*EXERCISE AIM*
Only lines that contain the word "JSON" belong in the answer; copy them from the records below.
- - - - - - -
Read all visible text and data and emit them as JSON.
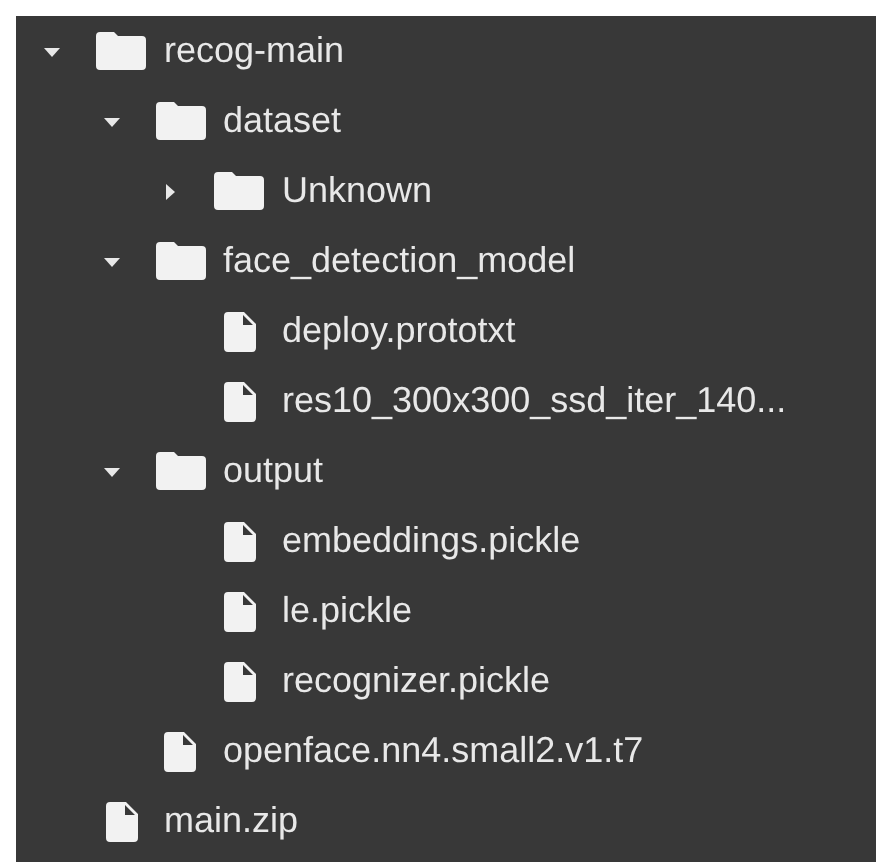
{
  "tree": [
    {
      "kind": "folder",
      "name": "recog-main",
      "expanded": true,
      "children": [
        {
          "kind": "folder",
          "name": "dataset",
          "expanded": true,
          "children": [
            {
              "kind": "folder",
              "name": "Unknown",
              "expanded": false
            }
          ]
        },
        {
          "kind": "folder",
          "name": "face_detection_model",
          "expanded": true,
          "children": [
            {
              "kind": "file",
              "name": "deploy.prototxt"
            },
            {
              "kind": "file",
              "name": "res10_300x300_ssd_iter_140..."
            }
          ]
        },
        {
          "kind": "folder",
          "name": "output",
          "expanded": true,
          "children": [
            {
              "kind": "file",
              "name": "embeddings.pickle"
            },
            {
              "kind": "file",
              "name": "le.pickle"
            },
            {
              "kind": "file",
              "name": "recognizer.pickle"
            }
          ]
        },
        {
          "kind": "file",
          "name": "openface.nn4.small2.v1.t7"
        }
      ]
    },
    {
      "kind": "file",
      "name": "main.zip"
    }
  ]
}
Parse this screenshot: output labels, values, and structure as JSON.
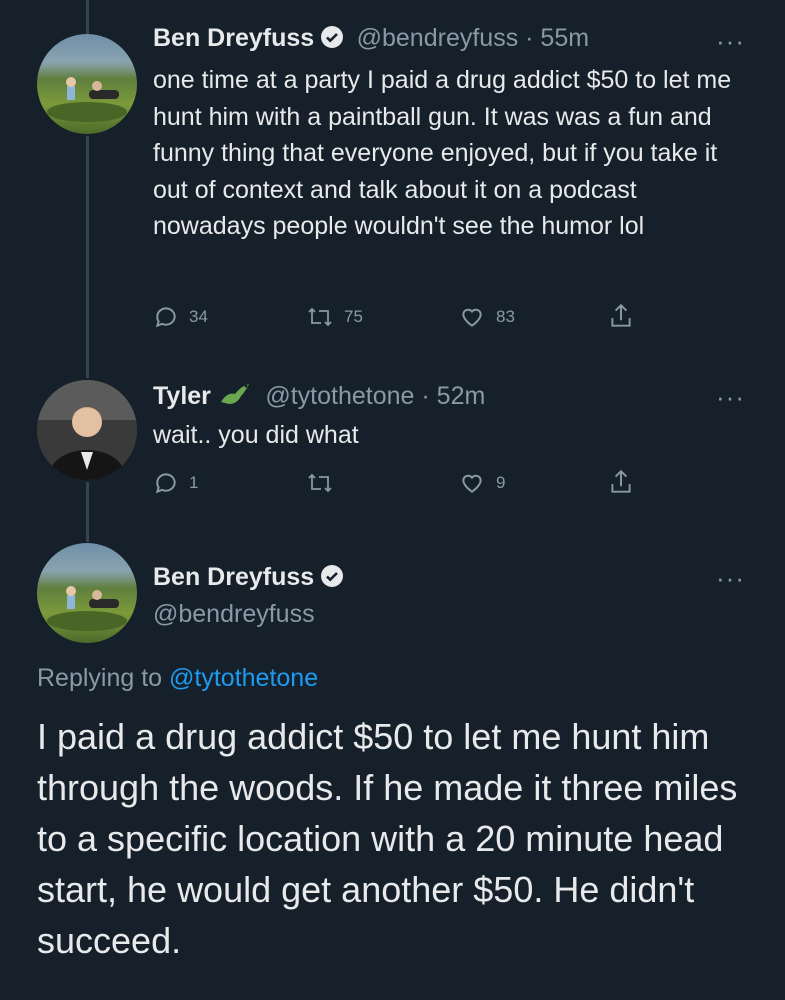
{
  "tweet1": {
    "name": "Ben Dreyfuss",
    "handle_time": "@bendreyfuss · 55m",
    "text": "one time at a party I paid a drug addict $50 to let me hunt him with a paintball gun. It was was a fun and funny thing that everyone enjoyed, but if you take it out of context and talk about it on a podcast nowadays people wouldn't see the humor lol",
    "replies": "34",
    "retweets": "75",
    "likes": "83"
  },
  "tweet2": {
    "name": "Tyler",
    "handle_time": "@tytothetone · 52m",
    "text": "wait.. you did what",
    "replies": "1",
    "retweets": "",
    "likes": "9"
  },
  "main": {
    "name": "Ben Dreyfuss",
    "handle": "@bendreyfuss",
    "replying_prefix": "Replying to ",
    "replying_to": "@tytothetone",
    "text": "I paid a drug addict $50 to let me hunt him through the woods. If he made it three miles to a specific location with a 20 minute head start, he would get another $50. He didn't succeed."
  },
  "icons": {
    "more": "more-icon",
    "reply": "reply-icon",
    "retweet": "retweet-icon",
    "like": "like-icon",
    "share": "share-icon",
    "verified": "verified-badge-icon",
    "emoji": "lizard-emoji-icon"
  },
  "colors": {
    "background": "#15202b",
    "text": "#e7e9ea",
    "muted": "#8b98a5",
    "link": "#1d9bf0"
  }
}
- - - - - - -
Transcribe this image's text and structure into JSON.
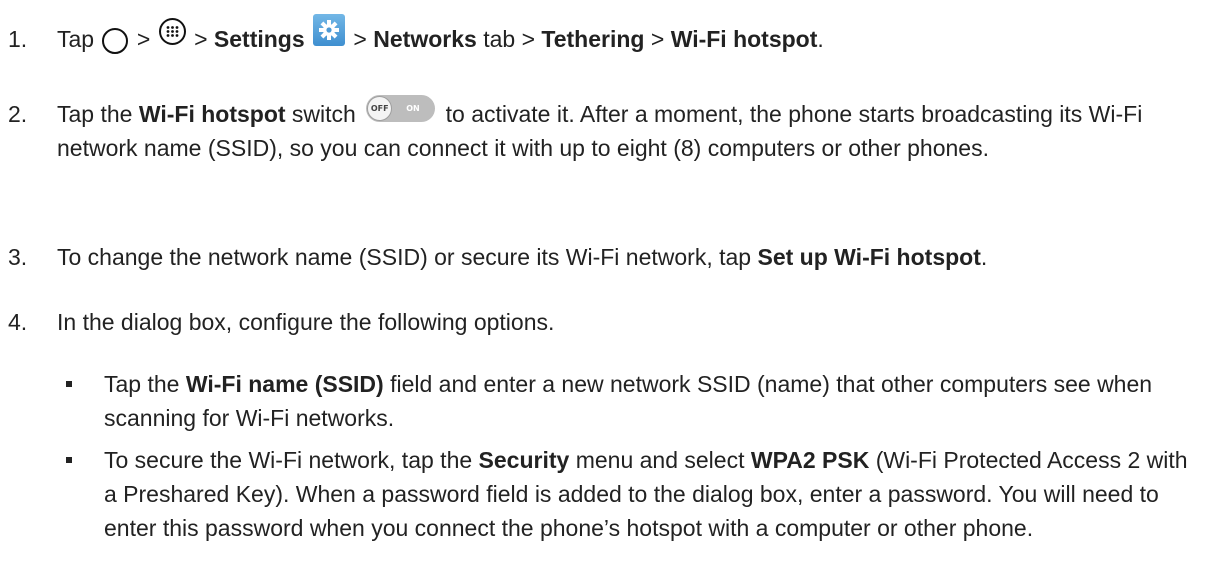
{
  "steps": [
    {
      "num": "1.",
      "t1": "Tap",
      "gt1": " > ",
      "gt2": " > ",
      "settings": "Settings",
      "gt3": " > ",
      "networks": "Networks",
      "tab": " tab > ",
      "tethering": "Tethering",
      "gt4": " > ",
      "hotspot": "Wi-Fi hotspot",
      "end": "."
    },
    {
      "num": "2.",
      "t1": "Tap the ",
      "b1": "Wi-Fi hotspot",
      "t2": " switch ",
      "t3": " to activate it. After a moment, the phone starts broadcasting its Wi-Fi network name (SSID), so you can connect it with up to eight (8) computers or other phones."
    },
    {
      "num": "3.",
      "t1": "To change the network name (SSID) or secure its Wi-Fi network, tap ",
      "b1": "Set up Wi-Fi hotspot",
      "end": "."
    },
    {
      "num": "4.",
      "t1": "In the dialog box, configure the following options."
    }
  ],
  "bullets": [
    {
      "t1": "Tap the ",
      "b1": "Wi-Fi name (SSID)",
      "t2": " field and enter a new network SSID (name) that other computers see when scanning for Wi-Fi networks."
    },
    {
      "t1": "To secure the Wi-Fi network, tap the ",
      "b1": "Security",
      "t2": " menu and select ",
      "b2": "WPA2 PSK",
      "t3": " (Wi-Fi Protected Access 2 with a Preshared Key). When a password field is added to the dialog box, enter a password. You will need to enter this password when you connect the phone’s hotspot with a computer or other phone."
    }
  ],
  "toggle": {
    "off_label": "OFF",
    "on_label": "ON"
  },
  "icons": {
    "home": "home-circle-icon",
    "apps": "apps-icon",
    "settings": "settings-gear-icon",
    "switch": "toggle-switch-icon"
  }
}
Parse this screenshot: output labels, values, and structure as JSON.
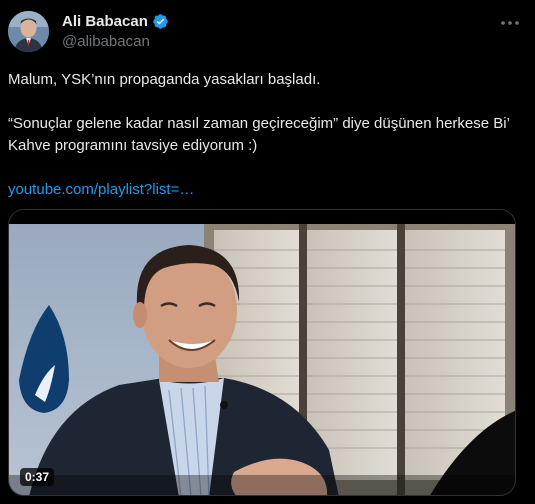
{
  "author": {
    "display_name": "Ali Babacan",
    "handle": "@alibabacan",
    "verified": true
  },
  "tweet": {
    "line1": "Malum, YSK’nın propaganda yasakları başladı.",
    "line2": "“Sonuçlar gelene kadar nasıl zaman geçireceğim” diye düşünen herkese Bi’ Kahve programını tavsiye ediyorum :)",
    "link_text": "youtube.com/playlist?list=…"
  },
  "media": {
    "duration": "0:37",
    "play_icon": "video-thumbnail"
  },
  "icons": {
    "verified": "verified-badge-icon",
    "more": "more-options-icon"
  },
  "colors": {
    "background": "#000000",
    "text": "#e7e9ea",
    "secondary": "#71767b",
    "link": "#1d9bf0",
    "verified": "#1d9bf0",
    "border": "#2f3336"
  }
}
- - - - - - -
*EXERCISE RESULT*
Read all visible text and data and emit them as JSON.
Parse this screenshot: output labels, values, and structure as JSON.
Transcribe this image's text and structure into JSON.
Parse this screenshot: output labels, values, and structure as JSON.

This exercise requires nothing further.